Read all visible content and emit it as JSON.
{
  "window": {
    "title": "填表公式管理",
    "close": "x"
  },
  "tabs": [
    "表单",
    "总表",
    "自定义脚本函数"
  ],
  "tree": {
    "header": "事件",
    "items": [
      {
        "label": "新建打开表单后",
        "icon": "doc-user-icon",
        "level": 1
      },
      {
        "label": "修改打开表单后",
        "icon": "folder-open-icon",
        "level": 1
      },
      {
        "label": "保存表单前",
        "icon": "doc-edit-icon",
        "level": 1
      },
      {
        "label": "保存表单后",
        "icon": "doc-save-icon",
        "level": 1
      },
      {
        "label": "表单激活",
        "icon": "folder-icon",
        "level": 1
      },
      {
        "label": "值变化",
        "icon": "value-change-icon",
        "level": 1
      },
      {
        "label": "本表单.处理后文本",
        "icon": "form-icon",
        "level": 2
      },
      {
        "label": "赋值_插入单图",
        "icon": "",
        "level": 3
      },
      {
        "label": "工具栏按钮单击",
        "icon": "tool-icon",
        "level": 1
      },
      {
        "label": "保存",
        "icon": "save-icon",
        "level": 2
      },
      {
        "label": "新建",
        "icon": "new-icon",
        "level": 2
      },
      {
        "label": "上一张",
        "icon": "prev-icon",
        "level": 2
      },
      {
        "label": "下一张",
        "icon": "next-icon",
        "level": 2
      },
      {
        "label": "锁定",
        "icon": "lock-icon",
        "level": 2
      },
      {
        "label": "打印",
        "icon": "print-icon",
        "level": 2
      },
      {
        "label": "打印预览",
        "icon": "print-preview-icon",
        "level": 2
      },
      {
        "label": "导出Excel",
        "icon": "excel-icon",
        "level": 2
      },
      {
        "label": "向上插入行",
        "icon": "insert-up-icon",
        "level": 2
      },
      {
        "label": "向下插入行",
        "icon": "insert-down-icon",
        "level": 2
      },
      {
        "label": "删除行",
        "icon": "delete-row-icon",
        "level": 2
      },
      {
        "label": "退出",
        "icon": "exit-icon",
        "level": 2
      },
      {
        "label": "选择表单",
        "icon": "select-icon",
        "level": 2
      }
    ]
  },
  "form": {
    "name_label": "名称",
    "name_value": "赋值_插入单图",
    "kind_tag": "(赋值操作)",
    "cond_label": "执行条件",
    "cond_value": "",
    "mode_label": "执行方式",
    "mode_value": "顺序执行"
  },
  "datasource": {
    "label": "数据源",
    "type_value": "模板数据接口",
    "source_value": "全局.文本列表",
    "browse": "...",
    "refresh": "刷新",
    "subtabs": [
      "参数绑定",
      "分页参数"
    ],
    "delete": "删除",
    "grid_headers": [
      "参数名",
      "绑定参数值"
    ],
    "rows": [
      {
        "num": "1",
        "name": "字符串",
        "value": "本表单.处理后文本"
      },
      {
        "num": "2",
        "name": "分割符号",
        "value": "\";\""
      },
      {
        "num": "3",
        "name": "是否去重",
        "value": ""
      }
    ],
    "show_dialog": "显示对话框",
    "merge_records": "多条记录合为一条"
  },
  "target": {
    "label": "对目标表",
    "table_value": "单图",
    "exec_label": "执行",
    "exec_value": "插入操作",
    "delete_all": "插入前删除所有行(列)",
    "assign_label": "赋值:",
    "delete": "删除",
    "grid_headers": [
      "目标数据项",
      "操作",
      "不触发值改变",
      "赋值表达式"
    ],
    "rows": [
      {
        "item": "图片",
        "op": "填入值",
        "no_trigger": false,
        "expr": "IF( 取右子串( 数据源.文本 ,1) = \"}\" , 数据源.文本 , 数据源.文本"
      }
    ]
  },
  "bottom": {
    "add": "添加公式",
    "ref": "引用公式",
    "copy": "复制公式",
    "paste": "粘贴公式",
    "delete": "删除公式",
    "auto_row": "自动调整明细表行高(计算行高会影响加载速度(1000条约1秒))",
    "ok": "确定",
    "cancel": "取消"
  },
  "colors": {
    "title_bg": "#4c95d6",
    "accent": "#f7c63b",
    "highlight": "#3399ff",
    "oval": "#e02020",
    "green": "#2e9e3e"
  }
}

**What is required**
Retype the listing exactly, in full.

**Answer area**
Read all visible content and emit it as JSON.
{
  "window": {
    "title": "填表公式管理",
    "close": "x"
  },
  "tabs": [
    "表单",
    "总表",
    "自定义脚本函数"
  ],
  "tree": {
    "header": "事件",
    "items": [
      {
        "label": "新建打开表单后",
        "icon": "doc-user-icon",
        "level": 1
      },
      {
        "label": "修改打开表单后",
        "icon": "folder-open-icon",
        "level": 1
      },
      {
        "label": "保存表单前",
        "icon": "doc-edit-icon",
        "level": 1
      },
      {
        "label": "保存表单后",
        "icon": "doc-save-icon",
        "level": 1
      },
      {
        "label": "表单激活",
        "icon": "folder-icon",
        "level": 1
      },
      {
        "label": "值变化",
        "icon": "value-change-icon",
        "level": 1
      },
      {
        "label": "本表单.处理后文本",
        "icon": "form-icon",
        "level": 2
      },
      {
        "label": "赋值_插入单图",
        "icon": "",
        "level": 3
      },
      {
        "label": "工具栏按钮单击",
        "icon": "tool-icon",
        "level": 1
      },
      {
        "label": "保存",
        "icon": "save-icon",
        "level": 2
      },
      {
        "label": "新建",
        "icon": "new-icon",
        "level": 2
      },
      {
        "label": "上一张",
        "icon": "prev-icon",
        "level": 2
      },
      {
        "label": "下一张",
        "icon": "next-icon",
        "level": 2
      },
      {
        "label": "锁定",
        "icon": "lock-icon",
        "level": 2
      },
      {
        "label": "打印",
        "icon": "print-icon",
        "level": 2
      },
      {
        "label": "打印预览",
        "icon": "print-preview-icon",
        "level": 2
      },
      {
        "label": "导出Excel",
        "icon": "excel-icon",
        "level": 2
      },
      {
        "label": "向上插入行",
        "icon": "insert-up-icon",
        "level": 2
      },
      {
        "label": "向下插入行",
        "icon": "insert-down-icon",
        "level": 2
      },
      {
        "label": "删除行",
        "icon": "delete-row-icon",
        "level": 2
      },
      {
        "label": "退出",
        "icon": "exit-icon",
        "level": 2
      },
      {
        "label": "选择表单",
        "icon": "select-icon",
        "level": 2
      }
    ]
  },
  "form": {
    "name_label": "名称",
    "name_value": "赋值_插入单图",
    "kind_tag": "(赋值操作)",
    "cond_label": "执行条件",
    "cond_value": "",
    "mode_label": "执行方式",
    "mode_value": "顺序执行"
  },
  "datasource": {
    "label": "数据源",
    "type_value": "模板数据接口",
    "source_value": "全局.文本列表",
    "browse": "...",
    "refresh": "刷新",
    "subtabs": [
      "参数绑定",
      "分页参数"
    ],
    "delete": "删除",
    "grid_headers": [
      "参数名",
      "绑定参数值"
    ],
    "rows": [
      {
        "num": "1",
        "name": "字符串",
        "value": "本表单.处理后文本"
      },
      {
        "num": "2",
        "name": "分割符号",
        "value": "\";\""
      },
      {
        "num": "3",
        "name": "是否去重",
        "value": ""
      }
    ],
    "show_dialog": "显示对话框",
    "merge_records": "多条记录合为一条"
  },
  "target": {
    "label": "对目标表",
    "table_value": "单图",
    "exec_label": "执行",
    "exec_value": "插入操作",
    "delete_all": "插入前删除所有行(列)",
    "assign_label": "赋值:",
    "delete": "删除",
    "grid_headers": [
      "目标数据项",
      "操作",
      "不触发值改变",
      "赋值表达式"
    ],
    "rows": [
      {
        "item": "图片",
        "op": "填入值",
        "no_trigger": false,
        "expr": "IF( 取右子串( 数据源.文本 ,1) = \"}\" , 数据源.文本 , 数据源.文本"
      }
    ]
  },
  "bottom": {
    "add": "添加公式",
    "ref": "引用公式",
    "copy": "复制公式",
    "paste": "粘贴公式",
    "delete": "删除公式",
    "auto_row": "自动调整明细表行高(计算行高会影响加载速度(1000条约1秒))",
    "ok": "确定",
    "cancel": "取消"
  },
  "colors": {
    "title_bg": "#4c95d6",
    "accent": "#f7c63b",
    "highlight": "#3399ff",
    "oval": "#e02020",
    "green": "#2e9e3e"
  }
}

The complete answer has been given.